As the meetings proceed, testifiers may well include the Federal Express founder and other corporate leaders whom the White House targeted for big political donations.
For Smith, whose August 1996 meeting with Clinton made headlines last month, the right to lobby is constitutionally guaranteed - and political contributions are but one part of FedEx's wider lobbying strategy. "In the modern era with the modern political campaign system, if you are going to be politically active, you have to participate in the political contribution area," he says.
But Smith also sees changes that could be made in campaign-finance laws to allay concerns of voters.
"The most important, fundamental campaign-finance reform that could take place is for there to be instantaneous disclosure of who made what contribution to whom and why," Smith says. It's an idea that's been put forward before, but it is not included in the current Senate bill.
Clinton has refused to "unilaterally disarm," as he puts it, saying he will not stop aggressive fund-raising under the existing system until Republicans do the same.
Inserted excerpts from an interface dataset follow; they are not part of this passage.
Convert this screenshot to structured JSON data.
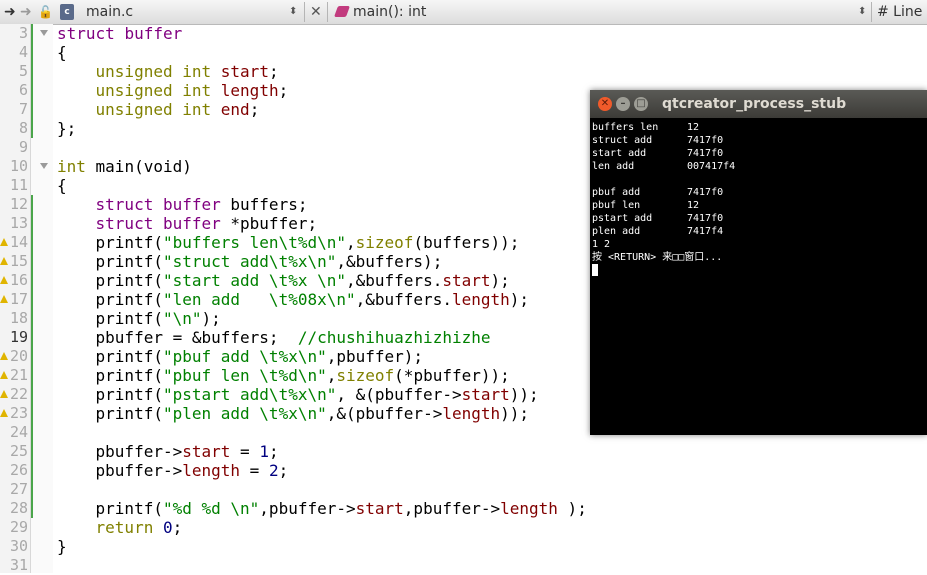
{
  "toolbar": {
    "file_tab": "main.c",
    "func_selector": "main(): int",
    "line_label": "# Line",
    "file_icon_letter": "c"
  },
  "editor": {
    "lines": [
      {
        "n": "3",
        "tokens": [
          [
            "t",
            "struct"
          ],
          [
            "",
            " "
          ],
          [
            "t",
            "buffer"
          ]
        ]
      },
      {
        "n": "4",
        "tokens": [
          [
            "",
            "{"
          ]
        ]
      },
      {
        "n": "5",
        "tokens": [
          [
            "",
            "    "
          ],
          [
            "k",
            "unsigned"
          ],
          [
            "",
            ""
          ],
          [
            "",
            " "
          ],
          [
            "k",
            "int"
          ],
          [
            "",
            " "
          ],
          [
            "m",
            "start"
          ],
          [
            "",
            ";"
          ]
        ]
      },
      {
        "n": "6",
        "tokens": [
          [
            "",
            "    "
          ],
          [
            "k",
            "unsigned"
          ],
          [
            "",
            " "
          ],
          [
            "k",
            "int"
          ],
          [
            "",
            " "
          ],
          [
            "m",
            "length"
          ],
          [
            "",
            ";"
          ]
        ]
      },
      {
        "n": "7",
        "tokens": [
          [
            "",
            "    "
          ],
          [
            "k",
            "unsigned"
          ],
          [
            "",
            " "
          ],
          [
            "k",
            "int"
          ],
          [
            "",
            " "
          ],
          [
            "m",
            "end"
          ],
          [
            "",
            ";"
          ]
        ]
      },
      {
        "n": "8",
        "tokens": [
          [
            "",
            "};"
          ]
        ]
      },
      {
        "n": "9",
        "tokens": []
      },
      {
        "n": "10",
        "tokens": [
          [
            "k",
            "int"
          ],
          [
            "",
            " main(void)"
          ]
        ]
      },
      {
        "n": "11",
        "tokens": [
          [
            "",
            "{"
          ]
        ]
      },
      {
        "n": "12",
        "tokens": [
          [
            "",
            "    "
          ],
          [
            "t",
            "struct"
          ],
          [
            "",
            " "
          ],
          [
            "t",
            "buffer"
          ],
          [
            "",
            " buffers;"
          ]
        ]
      },
      {
        "n": "13",
        "tokens": [
          [
            "",
            "    "
          ],
          [
            "t",
            "struct"
          ],
          [
            "",
            " "
          ],
          [
            "t",
            "buffer"
          ],
          [
            "",
            " *pbuffer;"
          ]
        ]
      },
      {
        "n": "14",
        "tokens": [
          [
            "",
            "    printf("
          ],
          [
            "s",
            "\"buffers len\\t%d\\n\""
          ],
          [
            "",
            ","
          ],
          [
            "k",
            "sizeof"
          ],
          [
            "",
            "(buffers));"
          ]
        ]
      },
      {
        "n": "15",
        "tokens": [
          [
            "",
            "    printf("
          ],
          [
            "s",
            "\"struct add\\t%x\\n\""
          ],
          [
            "",
            ",&buffers);"
          ]
        ]
      },
      {
        "n": "16",
        "tokens": [
          [
            "",
            "    printf("
          ],
          [
            "s",
            "\"start add \\t%x \\n\""
          ],
          [
            "",
            ",&buffers."
          ],
          [
            "m",
            "start"
          ],
          [
            "",
            ");"
          ]
        ]
      },
      {
        "n": "17",
        "tokens": [
          [
            "",
            "    printf("
          ],
          [
            "s",
            "\"len add   \\t%08x\\n\""
          ],
          [
            "",
            ",&buffers."
          ],
          [
            "m",
            "length"
          ],
          [
            "",
            ");"
          ]
        ]
      },
      {
        "n": "18",
        "tokens": [
          [
            "",
            "    printf("
          ],
          [
            "s",
            "\"\\n\""
          ],
          [
            "",
            ");"
          ]
        ]
      },
      {
        "n": "19",
        "tokens": [
          [
            "",
            "    pbuffer = &buffers;  "
          ],
          [
            "c",
            "//chushihuazhizhizhe"
          ]
        ]
      },
      {
        "n": "20",
        "tokens": [
          [
            "",
            "    printf("
          ],
          [
            "s",
            "\"pbuf add \\t%x\\n\""
          ],
          [
            "",
            ",pbuffer);"
          ]
        ]
      },
      {
        "n": "21",
        "tokens": [
          [
            "",
            "    printf("
          ],
          [
            "s",
            "\"pbuf len \\t%d\\n\""
          ],
          [
            "",
            ","
          ],
          [
            "k",
            "sizeof"
          ],
          [
            "",
            "(*pbuffer));"
          ]
        ]
      },
      {
        "n": "22",
        "tokens": [
          [
            "",
            "    printf("
          ],
          [
            "s",
            "\"pstart add\\t%x\\n\""
          ],
          [
            "",
            ", &(pbuffer->"
          ],
          [
            "m",
            "start"
          ],
          [
            "",
            "));"
          ]
        ]
      },
      {
        "n": "23",
        "tokens": [
          [
            "",
            "    printf("
          ],
          [
            "s",
            "\"plen add \\t%x\\n\""
          ],
          [
            "",
            ",&(pbuffer->"
          ],
          [
            "m",
            "length"
          ],
          [
            "",
            "));"
          ]
        ]
      },
      {
        "n": "24",
        "tokens": []
      },
      {
        "n": "25",
        "tokens": [
          [
            "",
            "    pbuffer->"
          ],
          [
            "m",
            "start"
          ],
          [
            "",
            " = "
          ],
          [
            "n",
            "1"
          ],
          [
            "",
            ";"
          ]
        ]
      },
      {
        "n": "26",
        "tokens": [
          [
            "",
            "    pbuffer->"
          ],
          [
            "m",
            "length"
          ],
          [
            "",
            " = "
          ],
          [
            "n",
            "2"
          ],
          [
            "",
            ";"
          ]
        ]
      },
      {
        "n": "27",
        "tokens": []
      },
      {
        "n": "28",
        "tokens": [
          [
            "",
            "    printf("
          ],
          [
            "s",
            "\"%d %d \\n\""
          ],
          [
            "",
            ",pbuffer->"
          ],
          [
            "m",
            "start"
          ],
          [
            "",
            ",pbuffer->"
          ],
          [
            "m",
            "length"
          ],
          [
            "",
            " );"
          ]
        ]
      },
      {
        "n": "29",
        "tokens": [
          [
            "",
            "    "
          ],
          [
            "k",
            "return"
          ],
          [
            "",
            " "
          ],
          [
            "n",
            "0"
          ],
          [
            "",
            ";"
          ]
        ]
      },
      {
        "n": "30",
        "tokens": [
          [
            "",
            "}"
          ]
        ]
      },
      {
        "n": "31",
        "tokens": []
      }
    ]
  },
  "terminal": {
    "title": "qtcreator_process_stub",
    "lines": [
      {
        "label": "buffers len",
        "value": "12"
      },
      {
        "label": "struct add",
        "value": "7417f0"
      },
      {
        "label": "start add",
        "value": "7417f0"
      },
      {
        "label": "len add",
        "value": "007417f4"
      },
      {
        "label": "",
        "value": ""
      },
      {
        "label": "pbuf add",
        "value": "7417f0"
      },
      {
        "label": "pbuf len",
        "value": "12"
      },
      {
        "label": "pstart add",
        "value": "7417f0"
      },
      {
        "label": "plen add",
        "value": "7417f4"
      },
      {
        "label": "1 2",
        "value": ""
      },
      {
        "label": "按 <RETURN> 来□□窗口...",
        "value": ""
      }
    ]
  }
}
The administration and Smith insist FedEx's donations last fall to the DNC were not a quid pro quo for the August meeting. The 45-minute session was set up for Smith to appeal directly to the president about Japan's refusal to open its markets to US air carriers. He urged trade sanctions against Japan, a move Clinton and his advisers have not taken.
"What I was there to see him about was to communicate how serious I thought the whole situation was, not just for FedEx but for US aviation," Smith says.
FEDERAL Express has been trying for three years to get Japan to change its restrictive market-access policies. The effort involves persistence, not just money, he says. (Around that time, FedEx gave $400,000 to the GOP and $275,000 to the DNC.) Urging the federal apparatus to represent the interests of a $13 billion industry - one that is vital to the US economy and that creates tens of thousands of jobs - is a legitimate activity, Smith says.
US-Japan trade talks now under way may resolve FedEx's complaint, along with a host of other related issues.
Watchdog groups, however, see in Smith's approach much of what is troubling about the current campaign-finance system. "You have to recognize [FedEx] has made aggressive soft-money campaigns contributions and made its jets available for officials," says Bill Hogan of Investigative Projects at the Center for Public Integrity in Washington.
"The president doesn't have the time to meet with every businessman with a concern," he adds. FedEx's donations, he says, helped Smith to appear on the president's radar screen.